> **What is expected**
Across the entries below, work out how many lines contain "участок". Please give the number only.
++++++
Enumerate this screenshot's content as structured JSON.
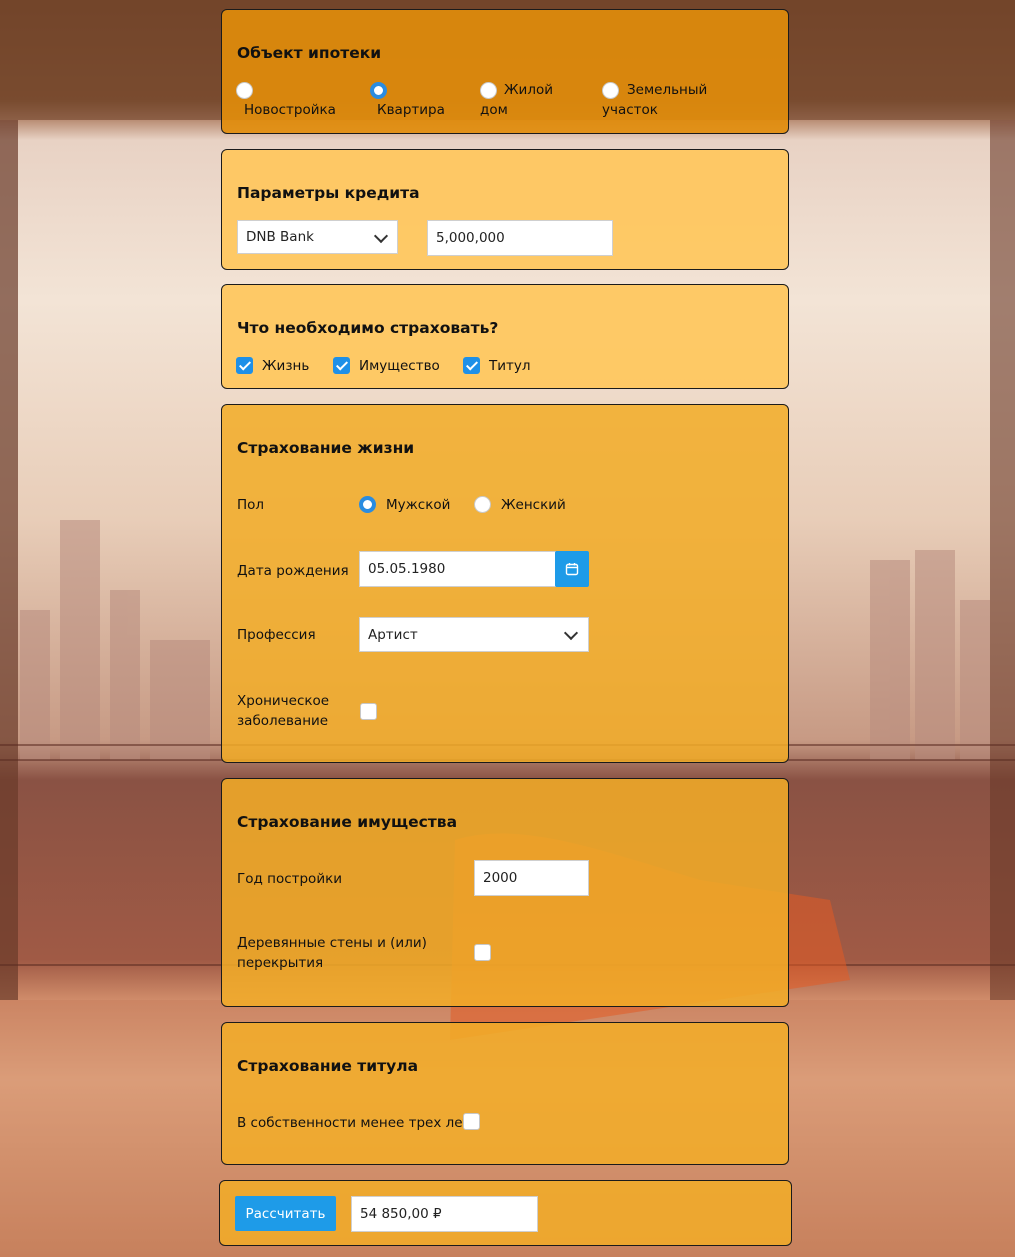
{
  "mortgage_object": {
    "title": "Объект ипотеки",
    "options": [
      {
        "label": "Новостройка",
        "selected": false
      },
      {
        "label": "Квартира",
        "selected": true
      },
      {
        "label": "Жилой дом",
        "line1": "Жилой",
        "line2": "дом",
        "selected": false
      },
      {
        "label": "Земельный участок",
        "line1": "Земельный",
        "line2": "участок",
        "selected": false
      }
    ]
  },
  "credit": {
    "title": "Параметры кредита",
    "bank_value": "DNB Bank",
    "amount_value": "5,000,000"
  },
  "insure_what": {
    "title": "Что необходимо страховать?",
    "options": [
      {
        "label": "Жизнь",
        "checked": true
      },
      {
        "label": "Имущество",
        "checked": true
      },
      {
        "label": "Титул",
        "checked": true
      }
    ]
  },
  "life": {
    "title": "Страхование жизни",
    "gender_label": "Пол",
    "gender_options": [
      {
        "label": "Мужской",
        "selected": true
      },
      {
        "label": "Женский",
        "selected": false
      }
    ],
    "birthdate_label": "Дата рождения",
    "birthdate_value": "05.05.1980",
    "profession_label": "Профессия",
    "profession_value": "Артист",
    "chronic_label_1": "Хроническое",
    "chronic_label_2": "заболевание",
    "chronic_checked": false
  },
  "property": {
    "title": "Страхование имущества",
    "year_label": "Год постройки",
    "year_value": "2000",
    "wooden_label_1": "Деревянные стены и (или)",
    "wooden_label_2": "перекрытия",
    "wooden_checked": false
  },
  "title_ins": {
    "title": "Страхование титула",
    "owned_label": "В собственности менее трех лет",
    "owned_checked": false
  },
  "footer": {
    "calculate_label": "Рассчитать",
    "result_value": "54 850,00 ₽"
  },
  "colors": {
    "accent": "#1e9be8",
    "card_orange": "#e28d0a",
    "card_yellow": "#ffc75c"
  }
}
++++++
> **Answer box**
2